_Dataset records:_

::::

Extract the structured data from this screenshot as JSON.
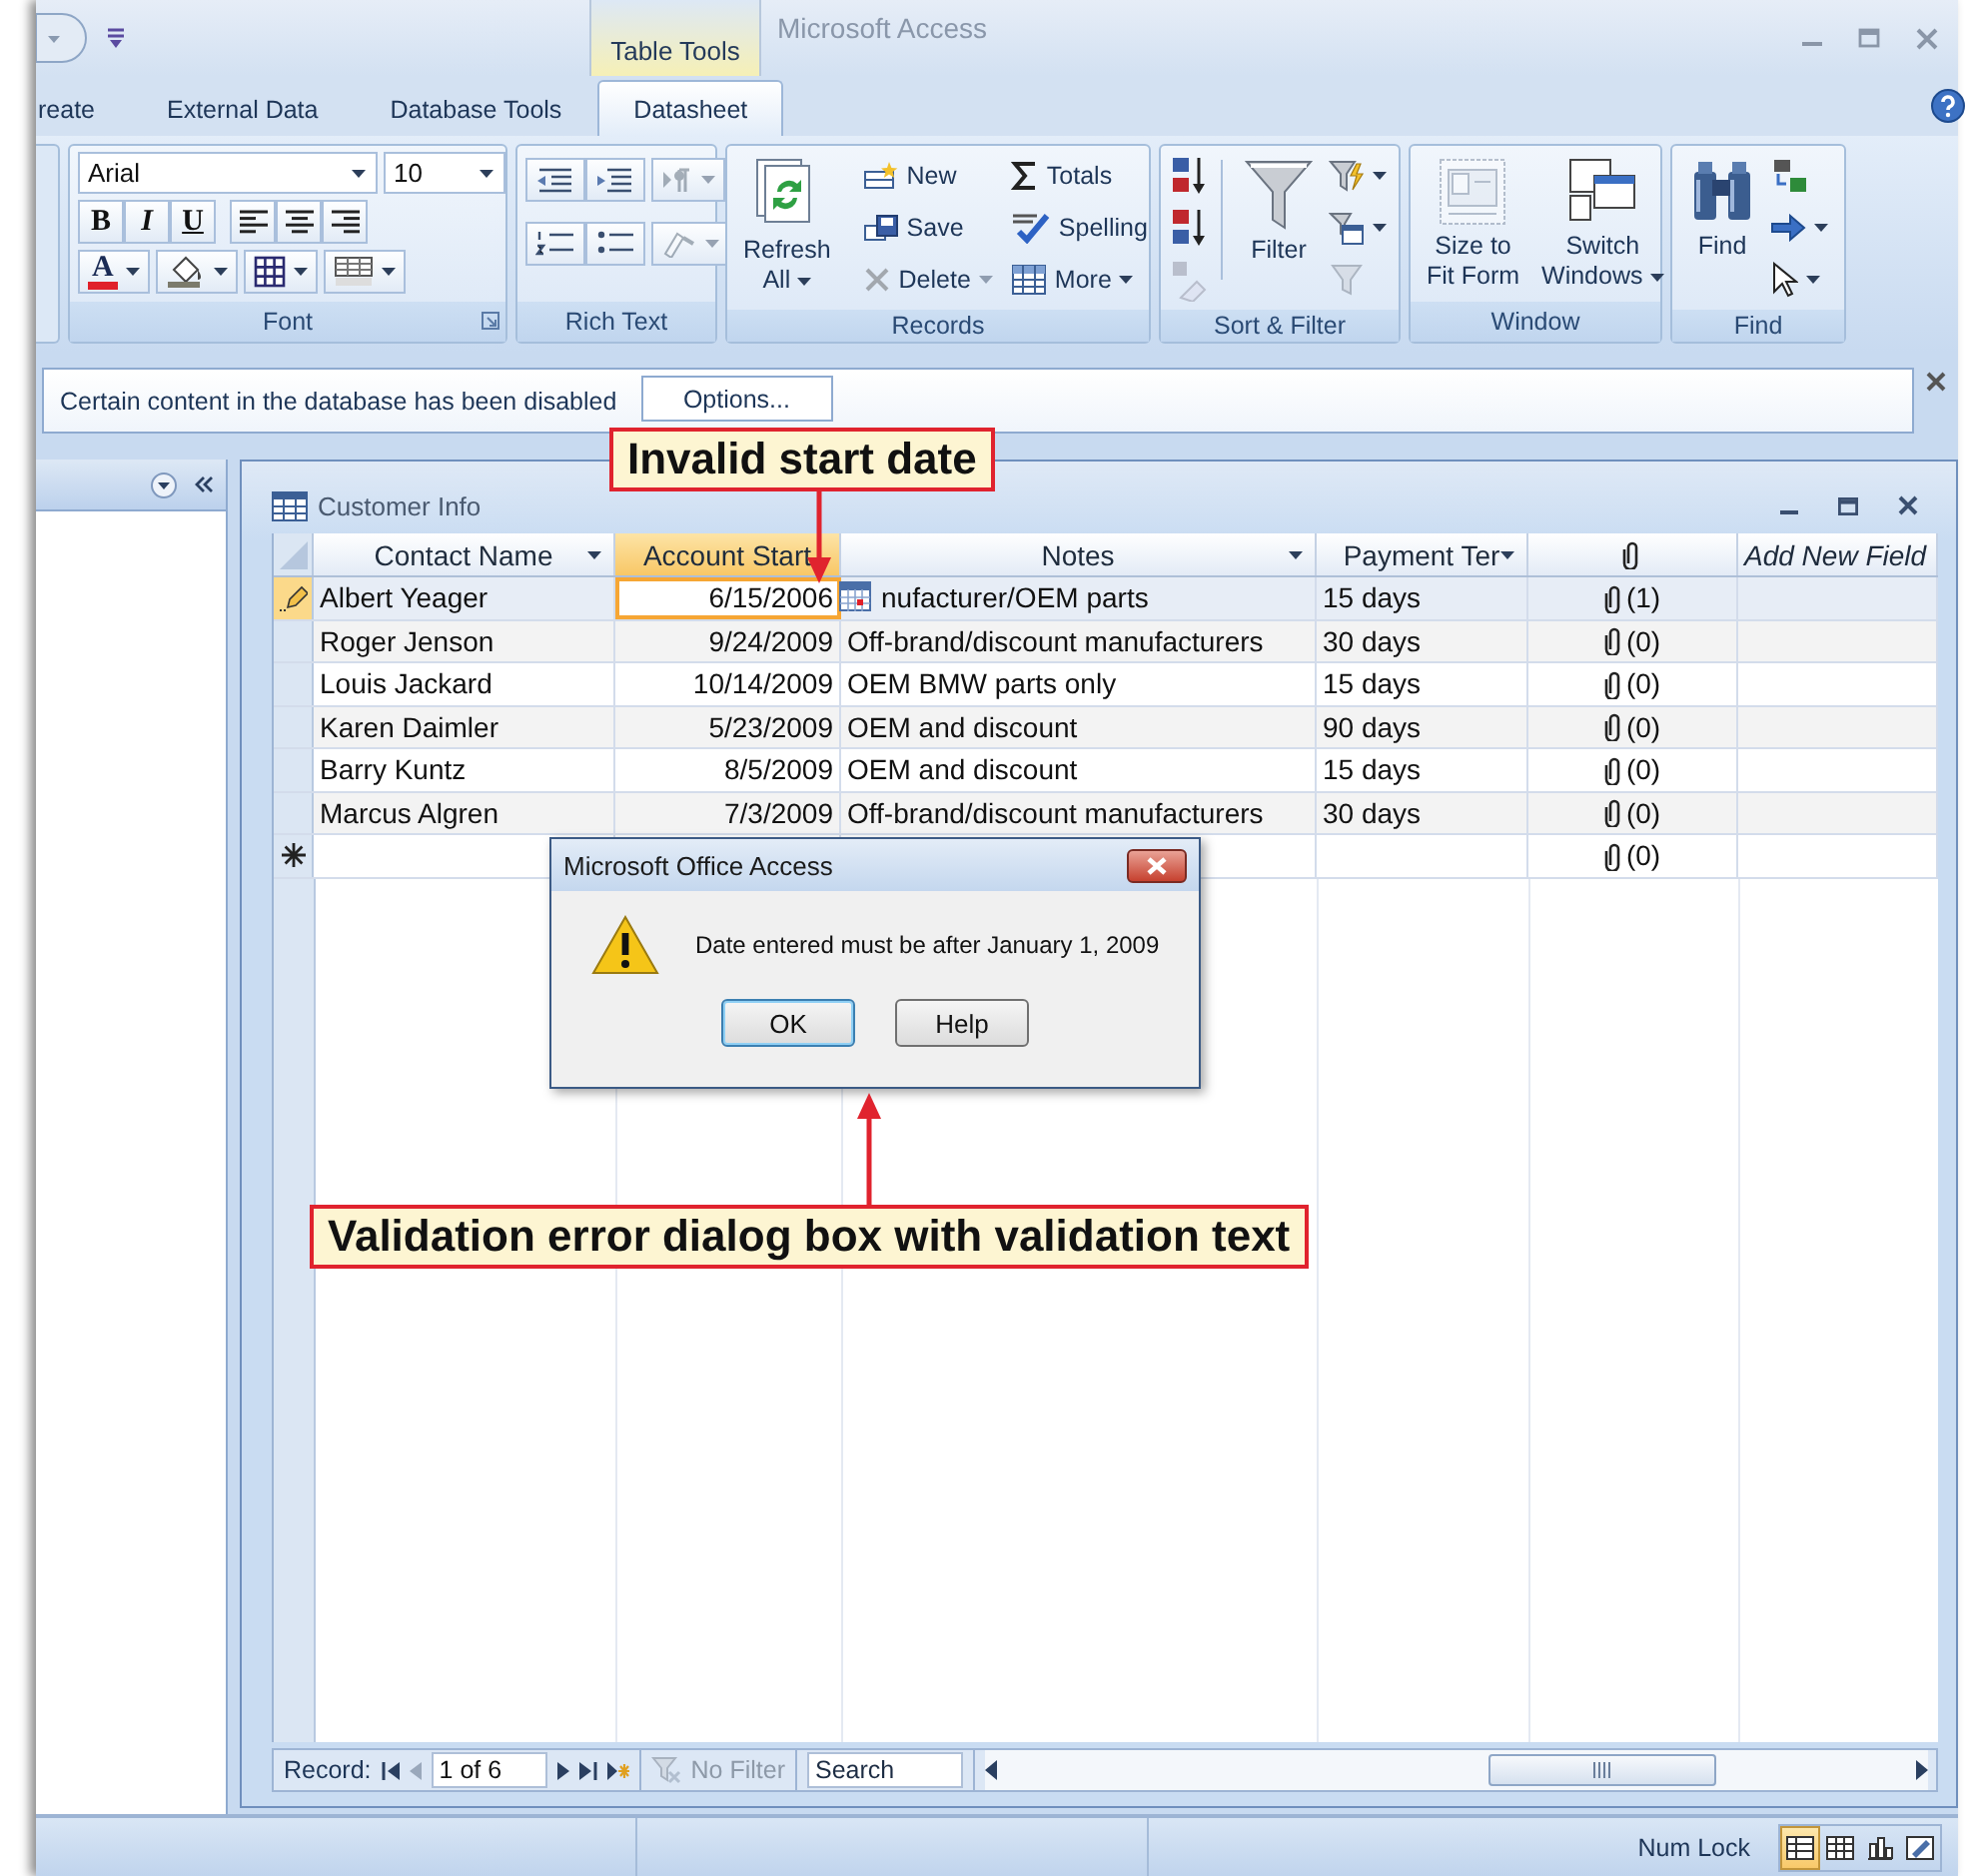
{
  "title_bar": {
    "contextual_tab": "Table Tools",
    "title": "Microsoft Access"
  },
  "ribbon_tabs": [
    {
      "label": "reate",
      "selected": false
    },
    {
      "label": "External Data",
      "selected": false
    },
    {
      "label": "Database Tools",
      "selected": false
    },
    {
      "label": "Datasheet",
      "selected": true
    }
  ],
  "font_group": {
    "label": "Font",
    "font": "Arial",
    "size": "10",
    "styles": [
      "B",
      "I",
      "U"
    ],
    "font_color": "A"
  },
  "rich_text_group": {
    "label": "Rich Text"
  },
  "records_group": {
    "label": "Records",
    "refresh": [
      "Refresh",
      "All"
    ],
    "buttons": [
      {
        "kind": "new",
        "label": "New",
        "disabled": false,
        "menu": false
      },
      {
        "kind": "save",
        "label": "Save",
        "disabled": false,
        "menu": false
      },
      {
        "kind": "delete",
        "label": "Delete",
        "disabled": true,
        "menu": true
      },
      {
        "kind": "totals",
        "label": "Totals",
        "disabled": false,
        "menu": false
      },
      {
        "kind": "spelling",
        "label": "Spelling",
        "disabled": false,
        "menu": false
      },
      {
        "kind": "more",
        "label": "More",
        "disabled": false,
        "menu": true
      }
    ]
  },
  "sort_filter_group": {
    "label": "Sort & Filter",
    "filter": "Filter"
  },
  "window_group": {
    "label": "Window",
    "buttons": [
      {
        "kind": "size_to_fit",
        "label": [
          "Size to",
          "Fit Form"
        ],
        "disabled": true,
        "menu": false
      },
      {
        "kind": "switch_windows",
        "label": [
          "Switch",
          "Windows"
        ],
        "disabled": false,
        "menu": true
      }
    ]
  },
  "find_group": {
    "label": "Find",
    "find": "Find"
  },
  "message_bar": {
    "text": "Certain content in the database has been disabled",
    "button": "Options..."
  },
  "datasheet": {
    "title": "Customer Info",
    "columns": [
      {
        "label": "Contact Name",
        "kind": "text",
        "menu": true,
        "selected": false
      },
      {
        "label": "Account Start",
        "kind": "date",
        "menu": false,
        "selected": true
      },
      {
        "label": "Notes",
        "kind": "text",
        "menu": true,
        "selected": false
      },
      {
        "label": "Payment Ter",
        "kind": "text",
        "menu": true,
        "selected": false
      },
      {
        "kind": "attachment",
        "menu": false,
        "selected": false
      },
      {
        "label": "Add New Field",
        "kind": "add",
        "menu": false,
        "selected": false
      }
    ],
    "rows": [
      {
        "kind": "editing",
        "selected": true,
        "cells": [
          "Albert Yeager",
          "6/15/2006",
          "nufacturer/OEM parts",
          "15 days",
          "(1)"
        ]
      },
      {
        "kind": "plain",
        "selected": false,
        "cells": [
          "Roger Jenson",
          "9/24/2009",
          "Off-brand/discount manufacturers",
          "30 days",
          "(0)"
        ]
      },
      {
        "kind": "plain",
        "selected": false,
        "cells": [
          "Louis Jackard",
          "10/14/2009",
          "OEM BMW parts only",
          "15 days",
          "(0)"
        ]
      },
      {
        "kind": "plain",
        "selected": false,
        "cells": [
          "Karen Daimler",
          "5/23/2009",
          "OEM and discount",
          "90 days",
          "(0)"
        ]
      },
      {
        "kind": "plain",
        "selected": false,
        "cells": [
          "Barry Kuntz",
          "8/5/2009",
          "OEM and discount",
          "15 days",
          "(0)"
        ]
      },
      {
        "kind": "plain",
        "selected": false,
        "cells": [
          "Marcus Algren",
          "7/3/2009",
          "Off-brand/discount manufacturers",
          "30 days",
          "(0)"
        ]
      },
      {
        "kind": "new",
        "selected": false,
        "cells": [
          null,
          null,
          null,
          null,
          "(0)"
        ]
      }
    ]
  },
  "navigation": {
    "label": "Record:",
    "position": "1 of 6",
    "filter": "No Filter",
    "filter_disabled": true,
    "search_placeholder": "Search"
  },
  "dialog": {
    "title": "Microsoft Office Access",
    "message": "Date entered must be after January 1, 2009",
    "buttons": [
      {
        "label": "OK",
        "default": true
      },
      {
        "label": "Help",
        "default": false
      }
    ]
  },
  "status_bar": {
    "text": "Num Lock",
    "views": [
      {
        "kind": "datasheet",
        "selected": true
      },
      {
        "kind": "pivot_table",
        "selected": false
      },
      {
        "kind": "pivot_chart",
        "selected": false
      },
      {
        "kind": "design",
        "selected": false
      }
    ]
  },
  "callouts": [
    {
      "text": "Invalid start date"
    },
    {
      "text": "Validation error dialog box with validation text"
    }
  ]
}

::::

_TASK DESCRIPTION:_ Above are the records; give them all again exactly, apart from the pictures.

_YOUR RESPONSE:_
Extract the structured data from this screenshot as JSON.
{
  "title_bar": {
    "contextual_tab": "Table Tools",
    "title": "Microsoft Access"
  },
  "ribbon_tabs": [
    {
      "label": "reate",
      "selected": false
    },
    {
      "label": "External Data",
      "selected": false
    },
    {
      "label": "Database Tools",
      "selected": false
    },
    {
      "label": "Datasheet",
      "selected": true
    }
  ],
  "font_group": {
    "label": "Font",
    "font": "Arial",
    "size": "10",
    "styles": [
      "B",
      "I",
      "U"
    ],
    "font_color": "A"
  },
  "rich_text_group": {
    "label": "Rich Text"
  },
  "records_group": {
    "label": "Records",
    "refresh": [
      "Refresh",
      "All"
    ],
    "buttons": [
      {
        "kind": "new",
        "label": "New",
        "disabled": false,
        "menu": false
      },
      {
        "kind": "save",
        "label": "Save",
        "disabled": false,
        "menu": false
      },
      {
        "kind": "delete",
        "label": "Delete",
        "disabled": true,
        "menu": true
      },
      {
        "kind": "totals",
        "label": "Totals",
        "disabled": false,
        "menu": false
      },
      {
        "kind": "spelling",
        "label": "Spelling",
        "disabled": false,
        "menu": false
      },
      {
        "kind": "more",
        "label": "More",
        "disabled": false,
        "menu": true
      }
    ]
  },
  "sort_filter_group": {
    "label": "Sort & Filter",
    "filter": "Filter"
  },
  "window_group": {
    "label": "Window",
    "buttons": [
      {
        "kind": "size_to_fit",
        "label": [
          "Size to",
          "Fit Form"
        ],
        "disabled": true,
        "menu": false
      },
      {
        "kind": "switch_windows",
        "label": [
          "Switch",
          "Windows"
        ],
        "disabled": false,
        "menu": true
      }
    ]
  },
  "find_group": {
    "label": "Find",
    "find": "Find"
  },
  "message_bar": {
    "text": "Certain content in the database has been disabled",
    "button": "Options..."
  },
  "datasheet": {
    "title": "Customer Info",
    "columns": [
      {
        "label": "Contact Name",
        "kind": "text",
        "menu": true,
        "selected": false
      },
      {
        "label": "Account Start",
        "kind": "date",
        "menu": false,
        "selected": true
      },
      {
        "label": "Notes",
        "kind": "text",
        "menu": true,
        "selected": false
      },
      {
        "label": "Payment Ter",
        "kind": "text",
        "menu": true,
        "selected": false
      },
      {
        "kind": "attachment",
        "menu": false,
        "selected": false
      },
      {
        "label": "Add New Field",
        "kind": "add",
        "menu": false,
        "selected": false
      }
    ],
    "rows": [
      {
        "kind": "editing",
        "selected": true,
        "cells": [
          "Albert Yeager",
          "6/15/2006",
          "nufacturer/OEM parts",
          "15 days",
          "(1)"
        ]
      },
      {
        "kind": "plain",
        "selected": false,
        "cells": [
          "Roger Jenson",
          "9/24/2009",
          "Off-brand/discount manufacturers",
          "30 days",
          "(0)"
        ]
      },
      {
        "kind": "plain",
        "selected": false,
        "cells": [
          "Louis Jackard",
          "10/14/2009",
          "OEM BMW parts only",
          "15 days",
          "(0)"
        ]
      },
      {
        "kind": "plain",
        "selected": false,
        "cells": [
          "Karen Daimler",
          "5/23/2009",
          "OEM and discount",
          "90 days",
          "(0)"
        ]
      },
      {
        "kind": "plain",
        "selected": false,
        "cells": [
          "Barry Kuntz",
          "8/5/2009",
          "OEM and discount",
          "15 days",
          "(0)"
        ]
      },
      {
        "kind": "plain",
        "selected": false,
        "cells": [
          "Marcus Algren",
          "7/3/2009",
          "Off-brand/discount manufacturers",
          "30 days",
          "(0)"
        ]
      },
      {
        "kind": "new",
        "selected": false,
        "cells": [
          null,
          null,
          null,
          null,
          "(0)"
        ]
      }
    ]
  },
  "navigation": {
    "label": "Record:",
    "position": "1 of 6",
    "filter": "No Filter",
    "filter_disabled": true,
    "search_placeholder": "Search"
  },
  "dialog": {
    "title": "Microsoft Office Access",
    "message": "Date entered must be after January 1, 2009",
    "buttons": [
      {
        "label": "OK",
        "default": true
      },
      {
        "label": "Help",
        "default": false
      }
    ]
  },
  "status_bar": {
    "text": "Num Lock",
    "views": [
      {
        "kind": "datasheet",
        "selected": true
      },
      {
        "kind": "pivot_table",
        "selected": false
      },
      {
        "kind": "pivot_chart",
        "selected": false
      },
      {
        "kind": "design",
        "selected": false
      }
    ]
  },
  "callouts": [
    {
      "text": "Invalid start date"
    },
    {
      "text": "Validation error dialog box with validation text"
    }
  ]
}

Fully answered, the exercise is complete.